Earlier this week, the Brookings Institution published a piece by Nicol Turner Lee, a Senior Fellow in Governance Studies and the Director of the Center for Technology Innovation. In it, Turner Lee suggests that the Biden administration should consider a “tech New Deal.” The strategy describes an “all-hands-on-deck” approach to improving America’s technology position. It starts by building out the US technology infrastructure.
The federal government has been involved in the extension of communications infrastructure in rural America for decades. Unbelievably, many pockets of the rural US still do not have “lifeline telephone service.” That’s a euphemism for ordinary telephone service, which most Americans have enjoyed (or not) for the last hundred years or more.

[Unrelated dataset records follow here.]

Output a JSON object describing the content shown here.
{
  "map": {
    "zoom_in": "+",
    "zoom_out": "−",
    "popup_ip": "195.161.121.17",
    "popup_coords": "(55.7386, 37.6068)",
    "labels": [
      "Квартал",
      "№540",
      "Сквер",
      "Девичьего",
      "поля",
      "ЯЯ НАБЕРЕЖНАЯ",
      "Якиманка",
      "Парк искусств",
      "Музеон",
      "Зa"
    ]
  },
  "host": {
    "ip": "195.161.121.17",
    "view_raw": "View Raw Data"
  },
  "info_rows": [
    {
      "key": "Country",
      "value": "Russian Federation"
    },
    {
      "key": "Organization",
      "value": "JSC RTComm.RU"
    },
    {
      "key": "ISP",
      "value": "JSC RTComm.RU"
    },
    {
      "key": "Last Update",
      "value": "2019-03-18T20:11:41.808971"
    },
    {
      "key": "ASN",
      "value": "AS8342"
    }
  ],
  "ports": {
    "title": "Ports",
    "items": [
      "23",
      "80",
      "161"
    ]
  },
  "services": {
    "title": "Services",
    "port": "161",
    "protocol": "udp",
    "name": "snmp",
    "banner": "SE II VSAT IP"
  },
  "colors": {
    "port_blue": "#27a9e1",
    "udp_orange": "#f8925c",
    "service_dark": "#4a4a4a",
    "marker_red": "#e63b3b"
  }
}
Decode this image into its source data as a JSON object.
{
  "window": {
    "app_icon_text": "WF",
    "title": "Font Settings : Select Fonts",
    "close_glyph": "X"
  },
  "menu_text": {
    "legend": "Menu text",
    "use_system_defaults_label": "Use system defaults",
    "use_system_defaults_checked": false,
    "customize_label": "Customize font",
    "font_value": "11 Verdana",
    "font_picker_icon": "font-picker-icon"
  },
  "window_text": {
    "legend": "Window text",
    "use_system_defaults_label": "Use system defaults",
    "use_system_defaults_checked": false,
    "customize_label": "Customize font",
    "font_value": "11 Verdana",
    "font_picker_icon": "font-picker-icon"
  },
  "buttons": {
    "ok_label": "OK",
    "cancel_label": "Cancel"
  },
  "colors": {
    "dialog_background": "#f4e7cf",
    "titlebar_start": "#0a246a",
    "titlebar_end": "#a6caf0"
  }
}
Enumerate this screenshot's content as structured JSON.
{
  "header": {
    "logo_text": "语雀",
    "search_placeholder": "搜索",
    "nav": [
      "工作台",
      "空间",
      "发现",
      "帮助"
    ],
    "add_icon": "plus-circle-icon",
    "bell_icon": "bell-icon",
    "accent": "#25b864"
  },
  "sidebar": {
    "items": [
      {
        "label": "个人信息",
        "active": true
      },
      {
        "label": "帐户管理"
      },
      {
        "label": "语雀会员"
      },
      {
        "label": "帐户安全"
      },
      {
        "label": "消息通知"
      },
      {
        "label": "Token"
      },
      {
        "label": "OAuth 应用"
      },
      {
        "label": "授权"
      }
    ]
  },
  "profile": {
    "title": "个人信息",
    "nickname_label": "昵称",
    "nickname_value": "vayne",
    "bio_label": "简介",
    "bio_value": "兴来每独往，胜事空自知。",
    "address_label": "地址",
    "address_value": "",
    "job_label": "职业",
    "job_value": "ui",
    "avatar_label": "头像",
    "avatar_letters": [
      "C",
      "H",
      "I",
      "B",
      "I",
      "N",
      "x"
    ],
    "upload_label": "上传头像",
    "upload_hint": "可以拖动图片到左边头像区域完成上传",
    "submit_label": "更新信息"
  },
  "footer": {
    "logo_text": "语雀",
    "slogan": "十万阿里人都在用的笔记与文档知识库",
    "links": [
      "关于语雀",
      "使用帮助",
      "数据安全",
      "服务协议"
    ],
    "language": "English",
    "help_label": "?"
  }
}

So, rural communities get by with spotty cellular service or satellite telephone service, or more likely, they get nothing at all. Large telecommunications companies don’t have enough economic incentive to build telecommunications infrastructure everywhere. Small, rural “mom-and-pop” telephone companies don’t have the resources to expand service. That’s ok, because rural customers don’t have the cash to pay for the service improvements. According to the Department of Transportation, it costs about $30,000 to lay a mile of fiber optic cable in a rural area.
Not having “phone service” in rural areas means that there’s no high-speed Internet service either. That is a major disadvantage for rural schools and businesses. Lack of critical infrastructure also makes it hard to deliver health care services. And the pandemic has only accentuated America’s technology infrastructure gaps.
Tech New Deal Is Ideal for Two-Year Programs
Turner Lee proposes a “technology New Deal” that focuses on building out the United States technology infrastructure. The program would tackle areas that are too small for major telcos and too expensive for small operators. Building out rural telecommunications infrastructure would require a small army of skilled workers. That would include 5G and fiber installers, design/build teams, network operators, network maintenance technician. It would also require telecommunications technicians, data specialists, customer service personnel and tower operators. These are all two-year (or fewer) programs, and they offer comparatively high wages.
WCC scrapped its telecommunications program long ago, which is too bad because the industry never stopped needing telecom technicians. In fact, telecommunications technologies have changed, but the demand for telecom technicians has remained constant. Current projections don’t show much in the way of growth in this area, but a large-scale infrastructure plan would change that overnight.
A “tech New Deal” would bring rural America into the 21st century by offering quality Internet access at a reasonable cost. Technology gaps are turning the US into “the haves and the have nots.” So building out the rural communications infrastructure is critical. To do that, we need trained personnel.
This is exactly the kind of educational opportunity to look for. Washtenaw County is the ideal place to train people to fill the technology gap.
Photo Credit: MTA Construction and Development Mega Projects , via Flickr